- _Input records_
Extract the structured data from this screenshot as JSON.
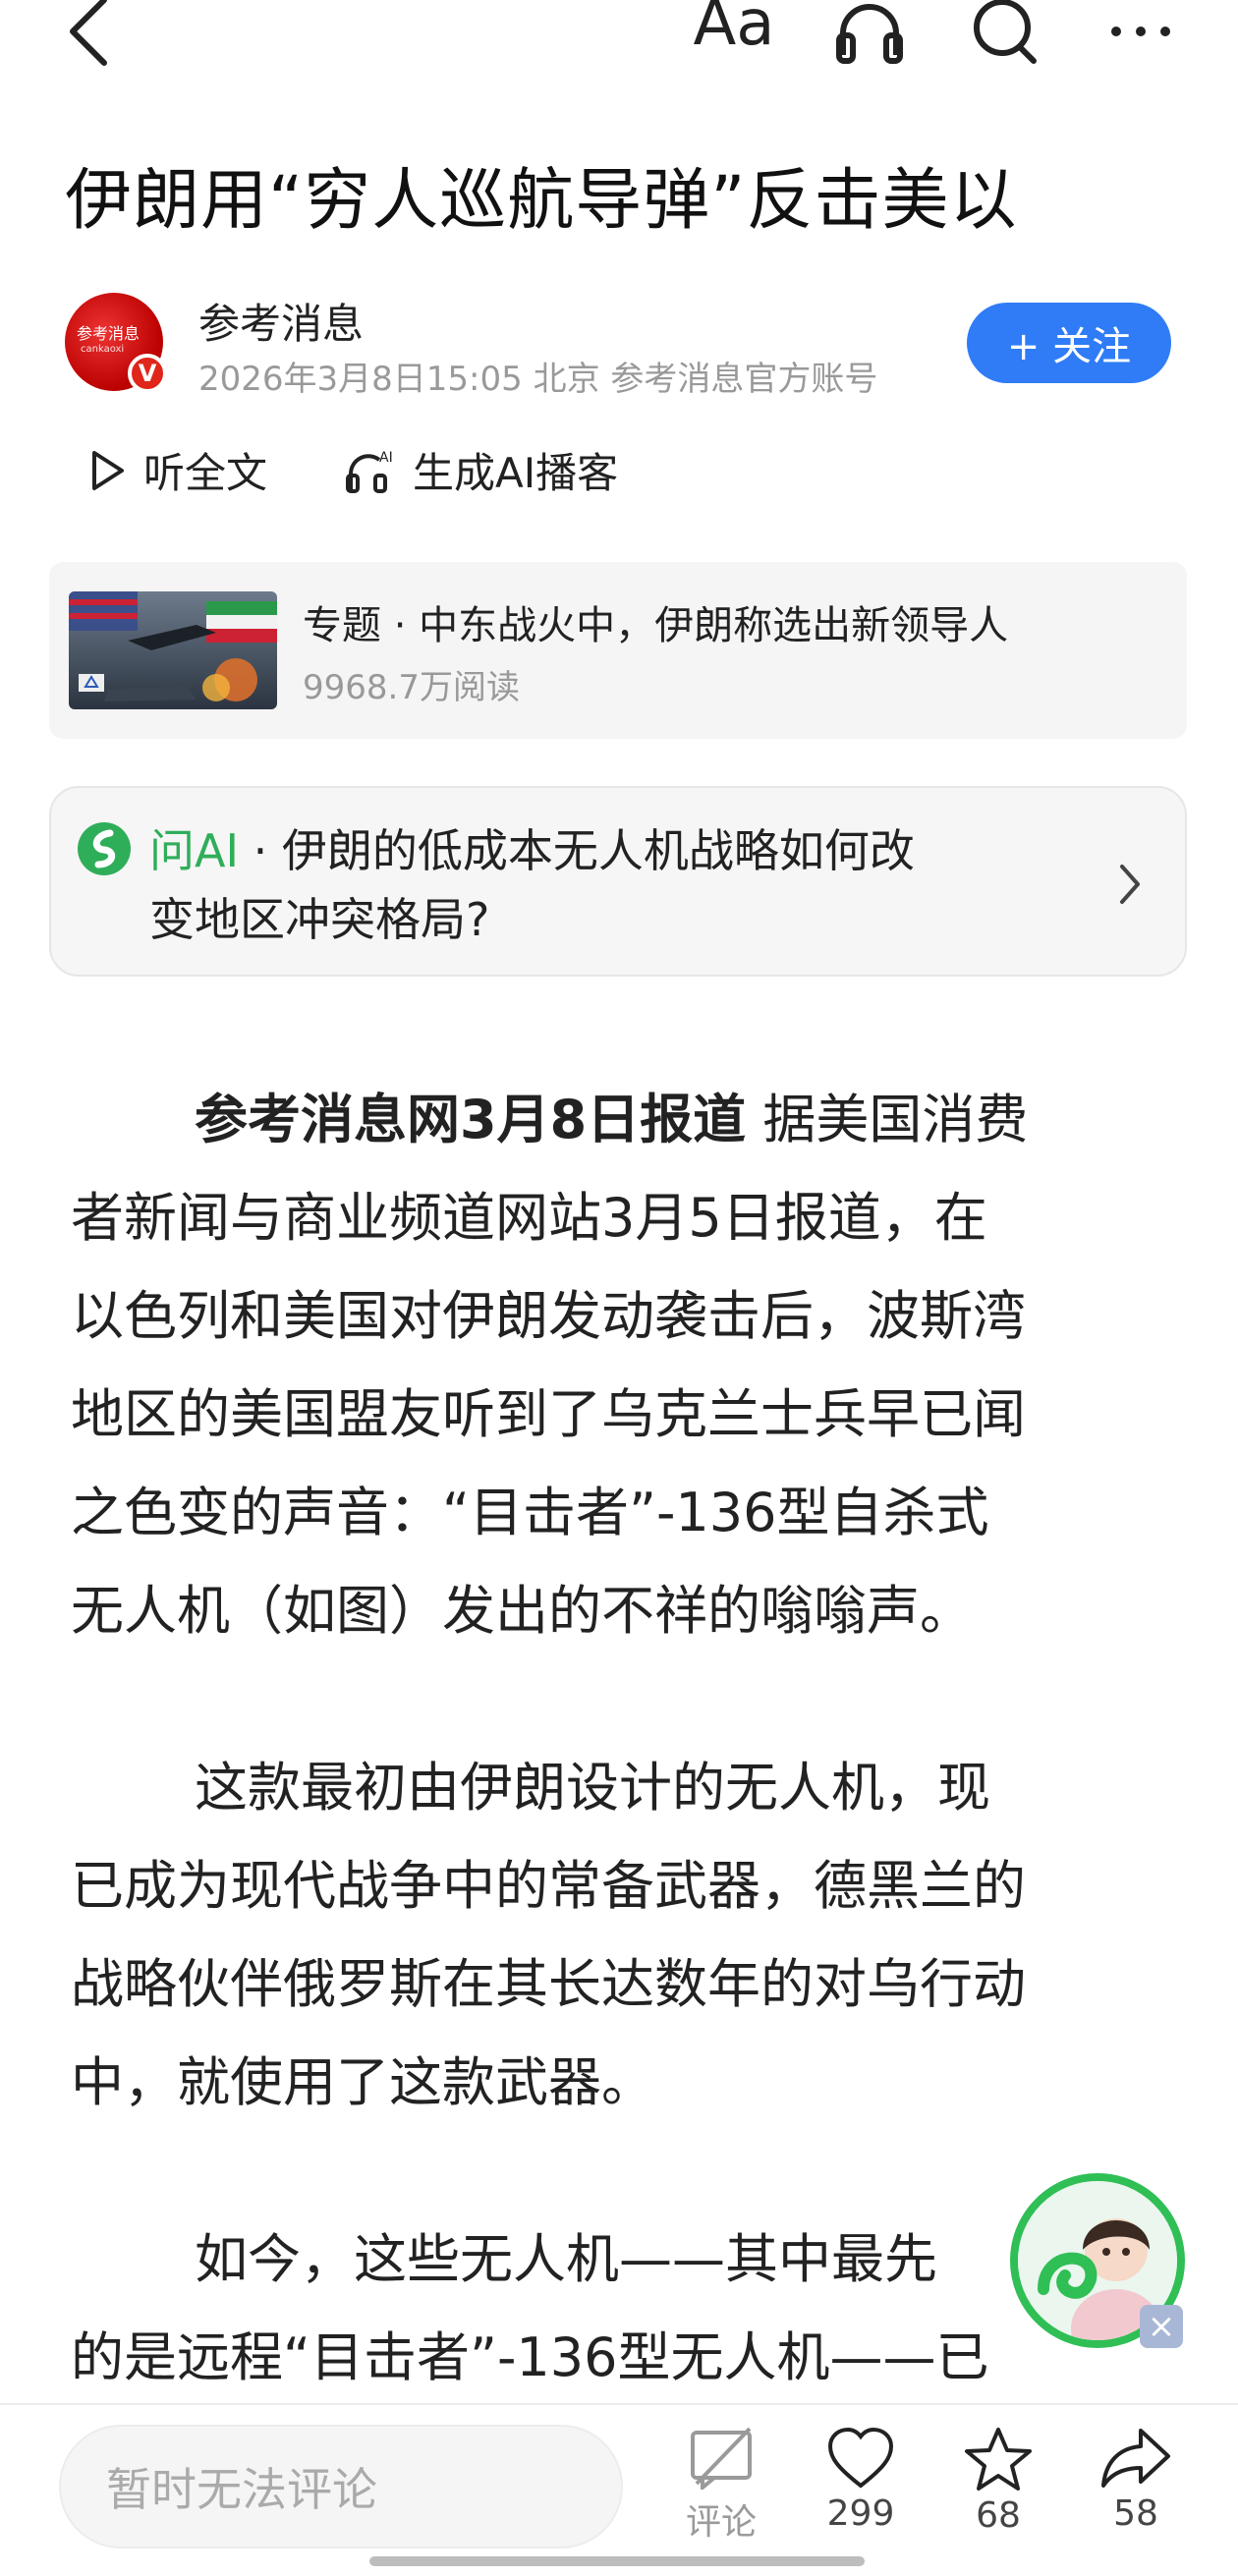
{
  "header": {
    "back_icon": "chevron-left-icon",
    "font_label": "Aa",
    "listen_icon": "headphones-icon",
    "search_icon": "search-icon",
    "more_icon": "more-icon"
  },
  "article": {
    "title": "伊朗用“穷人巡航导弹”反击美以",
    "author": {
      "name": "参考消息",
      "meta": "2026年3月8日15:05 北京 参考消息官方账号",
      "follow_label": "+ 关注",
      "badge": "V"
    },
    "actions": {
      "listen": "听全文",
      "podcast": "生成AI播客"
    },
    "topic": {
      "title": "专题 · 中东战火中，伊朗称选出新领导人",
      "reads": "9968.7万阅读"
    },
    "ask_ai": {
      "brand": "问AI",
      "line1": " · 伊朗的低成本无人机战略如何改",
      "line2": "变地区冲突格局?"
    },
    "paragraphs": [
      {
        "lead": "参考消息网3月8日报道",
        "lines": [
          " 据美国消费",
          "者新闻与商业频道网站3月5日报道，在",
          "以色列和美国对伊朗发动袭击后，波斯湾",
          "地区的美国盟友听到了乌克兰士兵早已闻",
          "之色变的声音：“目击者”-136型自杀式",
          "无人机（如图）发出的不祥的嗡嗡声。"
        ]
      },
      {
        "lines": [
          "这款最初由伊朗设计的无人机，现",
          "已成为现代战争中的常备武器，德黑兰的",
          "战略伙伴俄罗斯在其长达数年的对乌行动",
          "中，就使用了这款武器。"
        ]
      },
      {
        "lines": [
          "如今，这些无人机——其中最先",
          "的是远程“目击者”-136型无人机——已"
        ]
      }
    ]
  },
  "bottom_bar": {
    "comment_placeholder": "暂时无法评论",
    "comment_label": "评论",
    "likes": "299",
    "favorites": "68",
    "shares": "58"
  },
  "colors": {
    "accent": "#2f7cf6",
    "ai_green": "#2fae5a",
    "brand_red": "#e0261a"
  }
}
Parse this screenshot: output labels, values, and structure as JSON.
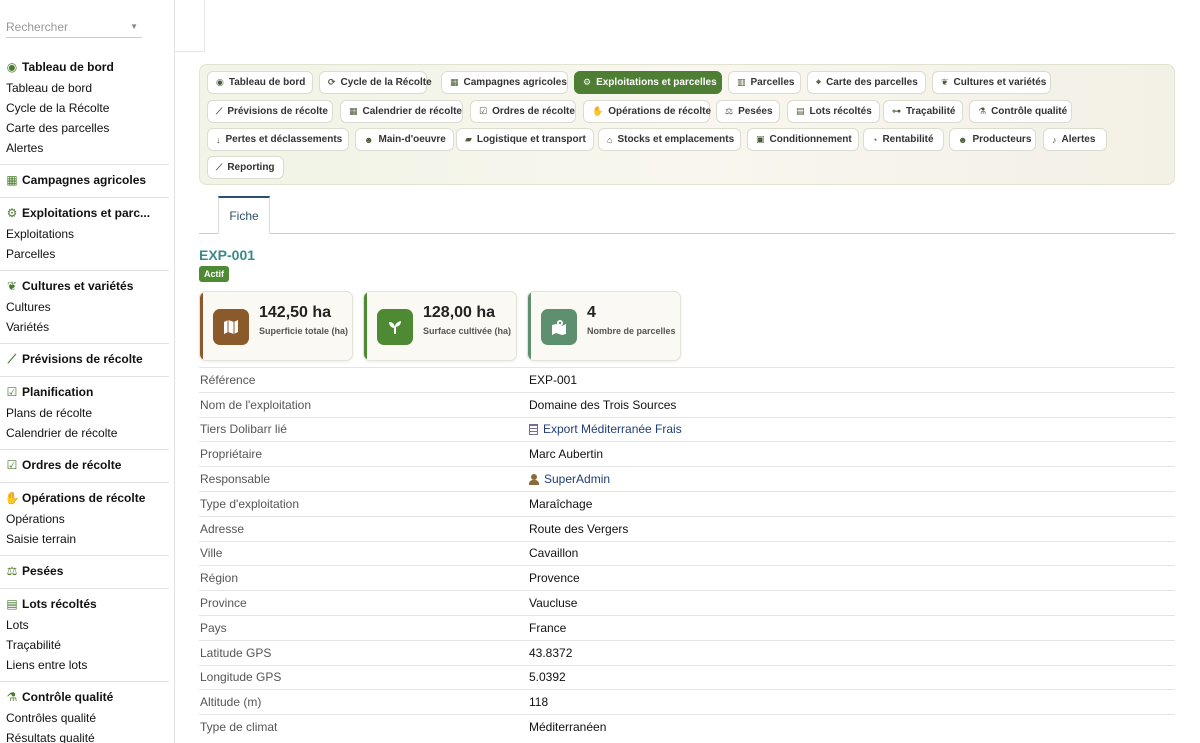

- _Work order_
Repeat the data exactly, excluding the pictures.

- _Written answer_
Extract the structured data from this screenshot as JSON.
{
  "header": {
    "back_icon": "chevron-left-icon",
    "font_label": "Aa",
    "listen_icon": "headphones-icon",
    "search_icon": "search-icon",
    "more_icon": "more-icon"
  },
  "article": {
    "title": "伊朗用“穷人巡航导弹”反击美以",
    "author": {
      "name": "参考消息",
      "meta": "2026年3月8日15:05 北京 参考消息官方账号",
      "follow_label": "+ 关注",
      "badge": "V"
    },
    "actions": {
      "listen": "听全文",
      "podcast": "生成AI播客"
    },
    "topic": {
      "title": "专题 · 中东战火中，伊朗称选出新领导人",
      "reads": "9968.7万阅读"
    },
    "ask_ai": {
      "brand": "问AI",
      "line1": " · 伊朗的低成本无人机战略如何改",
      "line2": "变地区冲突格局?"
    },
    "paragraphs": [
      {
        "lead": "参考消息网3月8日报道",
        "lines": [
          " 据美国消费",
          "者新闻与商业频道网站3月5日报道，在",
          "以色列和美国对伊朗发动袭击后，波斯湾",
          "地区的美国盟友听到了乌克兰士兵早已闻",
          "之色变的声音：“目击者”-136型自杀式",
          "无人机（如图）发出的不祥的嗡嗡声。"
        ]
      },
      {
        "lines": [
          "这款最初由伊朗设计的无人机，现",
          "已成为现代战争中的常备武器，德黑兰的",
          "战略伙伴俄罗斯在其长达数年的对乌行动",
          "中，就使用了这款武器。"
        ]
      },
      {
        "lines": [
          "如今，这些无人机——其中最先",
          "的是远程“目击者”-136型无人机——已"
        ]
      }
    ]
  },
  "bottom_bar": {
    "comment_placeholder": "暂时无法评论",
    "comment_label": "评论",
    "likes": "299",
    "favorites": "68",
    "shares": "58"
  },
  "colors": {
    "accent": "#2f7cf6",
    "ai_green": "#2fae5a",
    "brand_red": "#e0261a"
  }
}
Parse this screenshot: output labels, values, and structure as JSON.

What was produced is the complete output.